The role of volatiles from cruciferous plants and pre-flight experience in the foraging behaviour of the specialist parasitoid Cotesia plutellae



The braconid Cotesia plutellae is an important larval parasitoid of the diamondback moth (Plutella xylostella), a major pest of crucifers in the tropics and sub-tropics. The in-flight searching behaviour of C. plutellae was investigated in a wind tunnel and the close-range attack behaviour observed in cages. The relative importance of volatile stimuli emanating from the plant-host-complex, oilseed rape (Brassica napus) –P. xylostella, in the long-range attraction of C. plutellae was investigated. Plants that were mechanically damaged, or damaged by P. xylostella larvae, were attractive to the parasitoid. Host-damaged leaves remained attractive to the parasitoid after removal of the host larvae. These results indicate that C. plutellae predominantly uses plant derived stimuli in its in-flight searching behaviour. An oviposition experience or contact with a host-damaged leaf prior to the bioassay significantly increased the response to these volatile cues.

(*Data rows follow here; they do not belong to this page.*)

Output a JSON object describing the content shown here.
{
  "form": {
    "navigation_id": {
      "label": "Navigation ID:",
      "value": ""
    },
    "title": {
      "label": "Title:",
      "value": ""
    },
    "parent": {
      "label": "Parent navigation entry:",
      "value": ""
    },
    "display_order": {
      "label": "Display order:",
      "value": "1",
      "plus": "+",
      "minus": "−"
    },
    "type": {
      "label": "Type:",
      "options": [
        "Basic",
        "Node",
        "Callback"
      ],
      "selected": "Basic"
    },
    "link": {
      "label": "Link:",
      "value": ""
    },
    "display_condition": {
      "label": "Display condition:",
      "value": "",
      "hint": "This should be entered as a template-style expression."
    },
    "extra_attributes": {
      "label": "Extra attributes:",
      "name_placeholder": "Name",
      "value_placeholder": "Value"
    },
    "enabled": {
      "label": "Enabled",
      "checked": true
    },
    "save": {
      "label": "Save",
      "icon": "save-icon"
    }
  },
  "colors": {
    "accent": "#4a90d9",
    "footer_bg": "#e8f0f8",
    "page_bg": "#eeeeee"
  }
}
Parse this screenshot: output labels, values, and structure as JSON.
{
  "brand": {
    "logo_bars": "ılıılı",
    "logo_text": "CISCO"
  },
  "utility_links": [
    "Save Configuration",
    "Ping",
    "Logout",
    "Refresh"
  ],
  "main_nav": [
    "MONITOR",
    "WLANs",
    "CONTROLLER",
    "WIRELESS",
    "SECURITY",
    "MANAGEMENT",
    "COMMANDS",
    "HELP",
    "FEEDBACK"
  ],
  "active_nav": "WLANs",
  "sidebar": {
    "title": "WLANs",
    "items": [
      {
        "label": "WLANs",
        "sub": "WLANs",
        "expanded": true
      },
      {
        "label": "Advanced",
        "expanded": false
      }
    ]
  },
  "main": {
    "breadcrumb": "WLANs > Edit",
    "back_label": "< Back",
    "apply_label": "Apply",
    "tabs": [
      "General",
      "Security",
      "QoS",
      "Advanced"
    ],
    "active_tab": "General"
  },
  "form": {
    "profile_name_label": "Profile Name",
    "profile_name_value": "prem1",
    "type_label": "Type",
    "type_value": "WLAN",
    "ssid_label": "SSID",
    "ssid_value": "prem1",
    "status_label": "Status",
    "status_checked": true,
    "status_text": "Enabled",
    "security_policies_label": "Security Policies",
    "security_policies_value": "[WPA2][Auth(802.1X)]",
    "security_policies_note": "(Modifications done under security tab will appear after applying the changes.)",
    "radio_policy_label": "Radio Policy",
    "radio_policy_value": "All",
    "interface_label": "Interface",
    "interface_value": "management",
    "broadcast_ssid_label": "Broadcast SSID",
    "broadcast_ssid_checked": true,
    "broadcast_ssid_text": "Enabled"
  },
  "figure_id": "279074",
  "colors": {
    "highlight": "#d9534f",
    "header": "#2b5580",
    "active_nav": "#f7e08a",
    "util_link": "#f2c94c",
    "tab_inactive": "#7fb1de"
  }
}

The foraging behaviour of C. plutellae is compared with other braconid larval parasitoids attacking lepidopteran hosts on crucifers.